Zurich teachers protest at falling standards

Many classrooms in Zurich will be empty Keystone

Zurich's schoolteachers went on strike on Friday to express their growing dissatisfaction with falling educational standards.

This content was published on June 20, 2003 - 08:14

In recent years, teachers in Zurich, Bern, Aargau, Basel and in French-speaking areas have taken to the streets - an unusual step in a country not known for strikes.

"Politicians of every persuasion emphasise continually the importance of education for the future of our children and our country," stated the Zurich teachers' association in a leaflet calling Friday's day of action.

"But when it comes to putting words into action, that is unfortunately a different matter altogether."

The national teachers' umbrella organisation has also been trying for some time to draw attention to the plight of its overworked and frustrated members, especially those teaching the first nine years of compulsory, basic education.

Problems in schooling are on the rise because of stretched budgets, as well as federal and cantonal governments' funding cutbacks.

Social work not teaching

The main criticism of the teachers' unions is that the new roles being assigned to teachers are more to do with child raising than teaching.

According to a survey in 2002, Swiss teachers felt society placed too big a burden on them, requiring them to act as social workers.

At the same time class sizes were increasing and funding had decreased.

The teachers questioned said the biggest stress factors were the social environment and difficult parents.

The survey also found increased dissatisfaction with general working conditions, specifically salaries, reforms and job status.

Cantonal cuts

In the latest action Zurich teachers are rallying against the cantonal government's planned budget cuts, which they argue will lead to lower standards in basic compulsory schooling.

One of the changes to the budget will see the loss of 750 jobs in education by 2007. The average size of classes will be increased from 25 to 28, while a quarter of the craft and handiwork classes will be cut.

Swiss teachers believe this could lead to a two-tier society - rich cantons and local schools will be able to afford a good range of subjects, while the poorer ones will have to make do with much lower schooling standards.

The Zurich parliament is to decide on the cuts and reforms in September.

In other cantons such as Basel City and Bern, more cutbacks are expected in the near future.

The problems are not confined to Switzerland.
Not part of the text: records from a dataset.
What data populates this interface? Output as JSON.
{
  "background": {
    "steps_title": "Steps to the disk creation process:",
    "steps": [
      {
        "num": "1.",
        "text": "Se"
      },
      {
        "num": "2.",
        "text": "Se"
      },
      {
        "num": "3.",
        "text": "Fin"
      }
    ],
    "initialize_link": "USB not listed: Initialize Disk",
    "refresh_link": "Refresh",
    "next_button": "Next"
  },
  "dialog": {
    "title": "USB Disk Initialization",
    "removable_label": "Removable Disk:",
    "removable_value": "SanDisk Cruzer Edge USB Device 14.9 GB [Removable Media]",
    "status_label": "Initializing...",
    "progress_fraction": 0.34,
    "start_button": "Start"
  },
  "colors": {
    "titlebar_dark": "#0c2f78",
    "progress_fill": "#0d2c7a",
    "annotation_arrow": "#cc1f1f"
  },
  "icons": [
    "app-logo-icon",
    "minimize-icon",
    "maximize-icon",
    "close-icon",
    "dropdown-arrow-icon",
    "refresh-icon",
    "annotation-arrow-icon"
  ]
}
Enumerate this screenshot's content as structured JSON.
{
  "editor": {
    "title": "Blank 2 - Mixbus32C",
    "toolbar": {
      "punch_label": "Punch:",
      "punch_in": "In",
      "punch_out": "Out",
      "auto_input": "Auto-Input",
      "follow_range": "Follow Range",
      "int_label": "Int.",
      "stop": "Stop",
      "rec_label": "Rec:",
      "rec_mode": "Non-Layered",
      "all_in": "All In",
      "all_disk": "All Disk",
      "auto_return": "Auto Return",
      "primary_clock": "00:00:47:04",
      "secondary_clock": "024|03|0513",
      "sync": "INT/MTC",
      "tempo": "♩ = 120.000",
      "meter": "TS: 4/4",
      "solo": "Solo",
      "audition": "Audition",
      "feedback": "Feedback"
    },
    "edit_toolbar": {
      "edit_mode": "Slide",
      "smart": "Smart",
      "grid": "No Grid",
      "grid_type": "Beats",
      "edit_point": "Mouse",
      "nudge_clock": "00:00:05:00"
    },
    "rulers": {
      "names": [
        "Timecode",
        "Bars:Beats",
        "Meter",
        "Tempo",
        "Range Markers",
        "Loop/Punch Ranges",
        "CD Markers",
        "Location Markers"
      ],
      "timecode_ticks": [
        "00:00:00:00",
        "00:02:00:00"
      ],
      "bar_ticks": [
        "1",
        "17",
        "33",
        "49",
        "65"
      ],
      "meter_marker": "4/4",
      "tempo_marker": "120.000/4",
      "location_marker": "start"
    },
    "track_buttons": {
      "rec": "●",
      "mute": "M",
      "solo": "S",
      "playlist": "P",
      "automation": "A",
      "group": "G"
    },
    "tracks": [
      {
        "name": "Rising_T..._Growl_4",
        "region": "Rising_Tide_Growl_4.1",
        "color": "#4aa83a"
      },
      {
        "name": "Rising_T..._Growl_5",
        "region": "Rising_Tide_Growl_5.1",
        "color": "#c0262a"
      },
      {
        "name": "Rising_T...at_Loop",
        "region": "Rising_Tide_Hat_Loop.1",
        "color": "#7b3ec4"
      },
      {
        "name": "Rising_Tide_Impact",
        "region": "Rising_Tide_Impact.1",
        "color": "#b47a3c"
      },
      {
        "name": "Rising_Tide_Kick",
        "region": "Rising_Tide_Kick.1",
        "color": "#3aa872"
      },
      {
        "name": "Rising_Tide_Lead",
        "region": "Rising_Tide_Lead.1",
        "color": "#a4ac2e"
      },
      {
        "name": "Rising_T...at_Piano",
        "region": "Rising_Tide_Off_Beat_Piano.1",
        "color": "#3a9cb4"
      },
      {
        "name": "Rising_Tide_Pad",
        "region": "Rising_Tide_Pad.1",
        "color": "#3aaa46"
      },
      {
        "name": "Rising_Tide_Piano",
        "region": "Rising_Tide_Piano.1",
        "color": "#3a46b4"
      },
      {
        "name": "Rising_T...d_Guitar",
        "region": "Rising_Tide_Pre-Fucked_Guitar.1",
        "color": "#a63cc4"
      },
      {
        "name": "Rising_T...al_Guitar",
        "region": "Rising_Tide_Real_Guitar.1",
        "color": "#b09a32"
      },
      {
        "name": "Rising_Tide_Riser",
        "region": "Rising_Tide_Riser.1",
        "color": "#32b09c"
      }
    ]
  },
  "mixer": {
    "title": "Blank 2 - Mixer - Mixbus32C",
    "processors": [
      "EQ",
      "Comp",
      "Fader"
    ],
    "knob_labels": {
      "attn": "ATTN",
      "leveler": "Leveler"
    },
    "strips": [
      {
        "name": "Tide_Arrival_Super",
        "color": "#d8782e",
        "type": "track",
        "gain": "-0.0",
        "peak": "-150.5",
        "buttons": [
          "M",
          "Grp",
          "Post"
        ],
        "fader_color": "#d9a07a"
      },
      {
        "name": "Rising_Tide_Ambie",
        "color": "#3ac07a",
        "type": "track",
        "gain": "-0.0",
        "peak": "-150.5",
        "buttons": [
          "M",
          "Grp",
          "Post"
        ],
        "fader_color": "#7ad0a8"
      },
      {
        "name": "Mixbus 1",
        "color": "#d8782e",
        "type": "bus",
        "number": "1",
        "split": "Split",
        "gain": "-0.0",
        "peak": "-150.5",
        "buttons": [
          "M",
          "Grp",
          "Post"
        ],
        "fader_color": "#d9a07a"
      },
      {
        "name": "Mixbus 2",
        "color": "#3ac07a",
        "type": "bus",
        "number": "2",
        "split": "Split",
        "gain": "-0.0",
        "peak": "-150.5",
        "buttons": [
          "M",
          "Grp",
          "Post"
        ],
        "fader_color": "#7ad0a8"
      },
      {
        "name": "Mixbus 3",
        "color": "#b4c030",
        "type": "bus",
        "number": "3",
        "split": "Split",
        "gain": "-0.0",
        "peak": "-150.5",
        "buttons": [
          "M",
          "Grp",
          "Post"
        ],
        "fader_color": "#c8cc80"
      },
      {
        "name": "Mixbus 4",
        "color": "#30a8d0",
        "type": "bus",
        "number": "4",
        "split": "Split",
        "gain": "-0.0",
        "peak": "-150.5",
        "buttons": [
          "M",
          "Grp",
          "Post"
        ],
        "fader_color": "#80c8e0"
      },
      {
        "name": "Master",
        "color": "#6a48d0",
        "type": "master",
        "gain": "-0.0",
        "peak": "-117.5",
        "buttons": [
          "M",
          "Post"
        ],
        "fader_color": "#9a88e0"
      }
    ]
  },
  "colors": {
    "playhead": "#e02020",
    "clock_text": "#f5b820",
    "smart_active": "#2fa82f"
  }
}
France and Austria have also seen schools closed by industrial action.

Teachers in those countries have gone on strike repeatedly to protest about reforms to their pension schemes.

French teachers were also trying to stop the removal of teaching/social work assistants in schools.

These new jobs were introduced by the former prime minister, Lionel Jospin, to take over the social work function previously assigned to teachers.

swissinfo, Rita Emch (Translation: Tania Peitzker)

In brief

Around 5,700 teachers downed tools for at least part of the day over concerns about falling educational standards.

They were demonstrating against the cantonal government's planned budget cuts, which they say will lower standards.

Unions say that teachers are overworked and are doing more child raising than teaching.

Problems in schooling are on the rise due to budget cutbacks. Zurich's parliament will decide on the level of cutbacks in September.

End of insertion

This article was automatically imported from our old content management system. If you see any display errors, please let us know:

In compliance with the JTI standards

In compliance with the JTI standards

More: SWI certified by the Journalism Trust Initiative

Contributions under this article have been turned off. You can find an overview of ongoing debates with our journalists here. Please join us!

If you want to start a conversation about a topic raised in this article or want to report factual errors, email us at

Share this story

Change your password

Do you really want to delete your profile?